His advisor feels as though Winter writes well when he writes carefully. However, the second half of his thesis is not at all polished but rather what Winter sat down to write. It is true that the second half is not the ticklish sort of writing that is found in the first half, but in moving from the first half of the thesis into the second half, the advisor discovers numerous necessary modifications of phrasing throughout. So after spending most of a day reading it and likely feeling pressed for time at the point where he is having to mark points of style more and more, about 20 pages into it he brings it to Winter with a handwritten note on the front asking Winter to go over it with care again. He is to give up on rushing because the advisor will accept and approve nothing less than his best job.
What all this means is that Winter will not have his final oral exam before the next week, when his anthro advisor will be gone, which is all right but he thinks this professor would have been easier on him than one of the other men who may substitute in his final oral. “But the one good thing is that while my Math advisor will be leaving for a week, he is certainly coming back; if he were to leave I am sure I would give up trying to pass an oral with a minor in Math.” Winter laments that under the circumstances, his final oral exam will not be before June 10th and he is very sorry this will cause him to be back home later. His time with his brother David before he leaves will be even shorter, for which he apologizes.
Winter is eager to submit a finished piece of work and hates that he has rushed through the thesis, which conflicts with his tendency to be perfectionistic.

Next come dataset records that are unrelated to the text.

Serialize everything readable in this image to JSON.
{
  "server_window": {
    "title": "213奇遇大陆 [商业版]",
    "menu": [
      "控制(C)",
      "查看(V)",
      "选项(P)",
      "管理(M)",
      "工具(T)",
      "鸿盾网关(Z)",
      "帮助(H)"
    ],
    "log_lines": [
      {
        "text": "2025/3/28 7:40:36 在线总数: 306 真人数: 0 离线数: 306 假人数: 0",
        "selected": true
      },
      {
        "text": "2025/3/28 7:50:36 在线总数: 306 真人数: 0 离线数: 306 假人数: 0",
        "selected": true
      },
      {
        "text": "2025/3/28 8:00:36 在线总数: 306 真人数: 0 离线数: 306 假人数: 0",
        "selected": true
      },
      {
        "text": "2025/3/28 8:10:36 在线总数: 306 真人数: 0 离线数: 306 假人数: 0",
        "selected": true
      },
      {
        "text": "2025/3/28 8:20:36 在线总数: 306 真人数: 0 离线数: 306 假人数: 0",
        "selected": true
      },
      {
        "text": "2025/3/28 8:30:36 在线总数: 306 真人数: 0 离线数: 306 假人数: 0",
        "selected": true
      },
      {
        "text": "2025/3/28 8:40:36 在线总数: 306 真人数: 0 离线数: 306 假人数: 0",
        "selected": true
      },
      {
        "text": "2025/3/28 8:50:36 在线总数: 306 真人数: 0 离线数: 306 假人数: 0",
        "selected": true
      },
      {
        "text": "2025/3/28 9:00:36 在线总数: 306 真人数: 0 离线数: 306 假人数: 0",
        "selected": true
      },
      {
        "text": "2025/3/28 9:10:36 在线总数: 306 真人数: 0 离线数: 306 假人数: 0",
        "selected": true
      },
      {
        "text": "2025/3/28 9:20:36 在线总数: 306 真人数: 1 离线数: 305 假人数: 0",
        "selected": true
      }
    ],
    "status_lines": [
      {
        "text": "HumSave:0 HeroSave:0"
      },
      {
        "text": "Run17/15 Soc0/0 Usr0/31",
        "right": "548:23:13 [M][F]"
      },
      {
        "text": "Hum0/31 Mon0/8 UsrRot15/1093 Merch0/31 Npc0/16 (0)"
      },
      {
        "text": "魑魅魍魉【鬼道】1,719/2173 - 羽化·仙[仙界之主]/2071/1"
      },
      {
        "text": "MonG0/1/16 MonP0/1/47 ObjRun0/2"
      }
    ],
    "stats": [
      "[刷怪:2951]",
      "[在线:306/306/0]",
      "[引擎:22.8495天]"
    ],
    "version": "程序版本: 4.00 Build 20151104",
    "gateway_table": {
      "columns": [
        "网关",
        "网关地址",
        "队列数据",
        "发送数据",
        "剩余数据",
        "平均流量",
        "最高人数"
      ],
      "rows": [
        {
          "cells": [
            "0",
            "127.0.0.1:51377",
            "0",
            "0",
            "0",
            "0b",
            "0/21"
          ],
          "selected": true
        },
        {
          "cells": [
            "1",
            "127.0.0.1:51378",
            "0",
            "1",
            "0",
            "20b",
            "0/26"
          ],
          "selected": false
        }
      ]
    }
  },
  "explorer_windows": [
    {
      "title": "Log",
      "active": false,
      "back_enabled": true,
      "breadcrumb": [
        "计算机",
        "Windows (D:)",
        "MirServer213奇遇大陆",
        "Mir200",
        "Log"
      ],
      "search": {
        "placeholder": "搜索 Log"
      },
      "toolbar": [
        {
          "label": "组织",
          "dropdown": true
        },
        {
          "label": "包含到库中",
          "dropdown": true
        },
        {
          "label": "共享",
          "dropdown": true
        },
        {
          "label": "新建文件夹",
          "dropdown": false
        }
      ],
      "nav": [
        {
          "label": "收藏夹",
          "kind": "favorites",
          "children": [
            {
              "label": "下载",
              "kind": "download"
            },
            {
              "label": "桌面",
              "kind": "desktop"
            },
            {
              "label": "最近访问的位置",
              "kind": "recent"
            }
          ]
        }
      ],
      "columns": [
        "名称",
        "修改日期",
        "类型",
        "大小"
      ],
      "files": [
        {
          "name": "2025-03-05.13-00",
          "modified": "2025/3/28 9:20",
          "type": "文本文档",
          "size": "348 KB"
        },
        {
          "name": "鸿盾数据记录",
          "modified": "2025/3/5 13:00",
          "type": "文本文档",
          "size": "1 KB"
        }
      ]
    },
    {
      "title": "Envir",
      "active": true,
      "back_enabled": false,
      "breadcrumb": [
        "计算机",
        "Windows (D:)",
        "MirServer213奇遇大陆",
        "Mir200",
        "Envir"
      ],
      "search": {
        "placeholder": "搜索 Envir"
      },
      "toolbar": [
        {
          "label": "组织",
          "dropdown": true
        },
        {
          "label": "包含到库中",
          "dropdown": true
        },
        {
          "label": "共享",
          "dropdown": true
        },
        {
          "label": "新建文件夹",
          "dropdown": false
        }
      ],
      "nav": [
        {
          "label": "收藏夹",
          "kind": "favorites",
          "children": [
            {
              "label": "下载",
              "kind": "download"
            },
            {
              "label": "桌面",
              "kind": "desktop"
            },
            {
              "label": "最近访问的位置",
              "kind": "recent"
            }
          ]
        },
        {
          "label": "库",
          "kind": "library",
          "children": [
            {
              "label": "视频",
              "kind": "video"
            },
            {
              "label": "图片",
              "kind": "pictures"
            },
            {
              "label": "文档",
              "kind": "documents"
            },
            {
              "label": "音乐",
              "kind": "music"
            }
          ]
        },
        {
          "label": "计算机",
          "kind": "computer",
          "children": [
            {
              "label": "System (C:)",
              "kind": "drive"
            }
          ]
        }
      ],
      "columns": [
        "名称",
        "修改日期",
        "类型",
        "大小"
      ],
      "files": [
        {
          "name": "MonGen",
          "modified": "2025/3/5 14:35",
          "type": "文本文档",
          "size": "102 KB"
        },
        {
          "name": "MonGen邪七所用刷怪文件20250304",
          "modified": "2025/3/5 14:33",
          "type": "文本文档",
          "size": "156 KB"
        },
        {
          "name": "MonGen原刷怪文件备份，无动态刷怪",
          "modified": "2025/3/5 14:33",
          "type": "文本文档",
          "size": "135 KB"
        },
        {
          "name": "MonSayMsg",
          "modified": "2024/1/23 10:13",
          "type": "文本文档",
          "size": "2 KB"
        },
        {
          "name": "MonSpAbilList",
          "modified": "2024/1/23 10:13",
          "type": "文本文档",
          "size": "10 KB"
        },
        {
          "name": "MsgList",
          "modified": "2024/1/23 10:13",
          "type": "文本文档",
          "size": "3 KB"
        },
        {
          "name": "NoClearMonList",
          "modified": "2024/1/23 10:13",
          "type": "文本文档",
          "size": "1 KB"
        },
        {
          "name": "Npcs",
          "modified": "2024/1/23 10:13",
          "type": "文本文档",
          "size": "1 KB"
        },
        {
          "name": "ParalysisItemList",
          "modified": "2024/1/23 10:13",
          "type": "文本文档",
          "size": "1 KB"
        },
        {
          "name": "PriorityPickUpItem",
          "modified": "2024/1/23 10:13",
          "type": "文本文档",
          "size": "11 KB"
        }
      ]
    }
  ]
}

Even so, he mentions that it is too bad his advisor desires for his writing style to be just like his. Winter will need to write it and make changes again, then turn it in for a final check before the very last typing. The Winters guess they will extend their $5 typewriter for another week or two. At least it will produce a larger-type, clearer copy for the advisor to read. Winter thinks that “part of the psychology of his revisions is involved in the appearance of the page—if there have been some changes on a page already, he is all the more inclined to treat the page like a non-final copy.” So if all the pages are retyped, more readable and clear, Winter hopes this means they will be less needy of revision.